# Problem details
Line filter on the word "Based": copy each matching line from the entries.

# Input data
==============================
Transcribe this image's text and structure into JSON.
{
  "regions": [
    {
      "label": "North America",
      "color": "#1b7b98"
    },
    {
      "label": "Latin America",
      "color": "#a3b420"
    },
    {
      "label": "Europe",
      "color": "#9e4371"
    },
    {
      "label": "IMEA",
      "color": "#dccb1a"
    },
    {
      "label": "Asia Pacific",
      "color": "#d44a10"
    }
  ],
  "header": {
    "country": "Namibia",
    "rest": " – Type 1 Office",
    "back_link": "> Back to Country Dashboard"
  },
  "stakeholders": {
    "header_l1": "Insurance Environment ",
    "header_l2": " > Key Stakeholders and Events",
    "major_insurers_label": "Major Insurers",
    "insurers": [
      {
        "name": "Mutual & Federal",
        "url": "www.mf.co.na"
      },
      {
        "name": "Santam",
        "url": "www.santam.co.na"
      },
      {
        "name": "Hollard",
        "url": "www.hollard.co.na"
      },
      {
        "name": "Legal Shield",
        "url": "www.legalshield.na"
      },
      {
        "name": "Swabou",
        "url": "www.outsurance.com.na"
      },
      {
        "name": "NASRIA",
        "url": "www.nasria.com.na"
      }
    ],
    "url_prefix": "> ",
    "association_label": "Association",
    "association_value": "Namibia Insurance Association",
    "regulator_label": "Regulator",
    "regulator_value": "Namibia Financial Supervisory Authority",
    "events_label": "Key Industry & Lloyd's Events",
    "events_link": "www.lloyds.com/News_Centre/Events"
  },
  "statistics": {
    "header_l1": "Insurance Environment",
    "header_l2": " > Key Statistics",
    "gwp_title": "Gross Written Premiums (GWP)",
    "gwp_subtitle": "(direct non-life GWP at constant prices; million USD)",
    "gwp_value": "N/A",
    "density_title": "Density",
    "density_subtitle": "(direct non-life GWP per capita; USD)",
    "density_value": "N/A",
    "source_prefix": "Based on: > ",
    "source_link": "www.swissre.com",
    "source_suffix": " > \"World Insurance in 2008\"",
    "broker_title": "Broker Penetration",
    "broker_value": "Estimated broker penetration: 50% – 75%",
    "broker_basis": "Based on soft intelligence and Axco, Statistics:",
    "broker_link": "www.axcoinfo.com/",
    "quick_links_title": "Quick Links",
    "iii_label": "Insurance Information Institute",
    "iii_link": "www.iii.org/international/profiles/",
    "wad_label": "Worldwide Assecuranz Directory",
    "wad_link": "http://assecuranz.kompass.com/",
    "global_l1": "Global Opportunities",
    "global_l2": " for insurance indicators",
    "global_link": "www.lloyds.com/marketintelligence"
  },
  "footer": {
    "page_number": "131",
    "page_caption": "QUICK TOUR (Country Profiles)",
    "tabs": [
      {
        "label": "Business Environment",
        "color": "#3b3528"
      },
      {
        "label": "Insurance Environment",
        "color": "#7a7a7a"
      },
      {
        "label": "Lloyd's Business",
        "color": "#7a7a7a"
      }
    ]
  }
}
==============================
# Solution to this problem
    "source_prefix": "Based on: > ",
    "broker_basis": "Based on soft intelligence and Axco, Statistics:",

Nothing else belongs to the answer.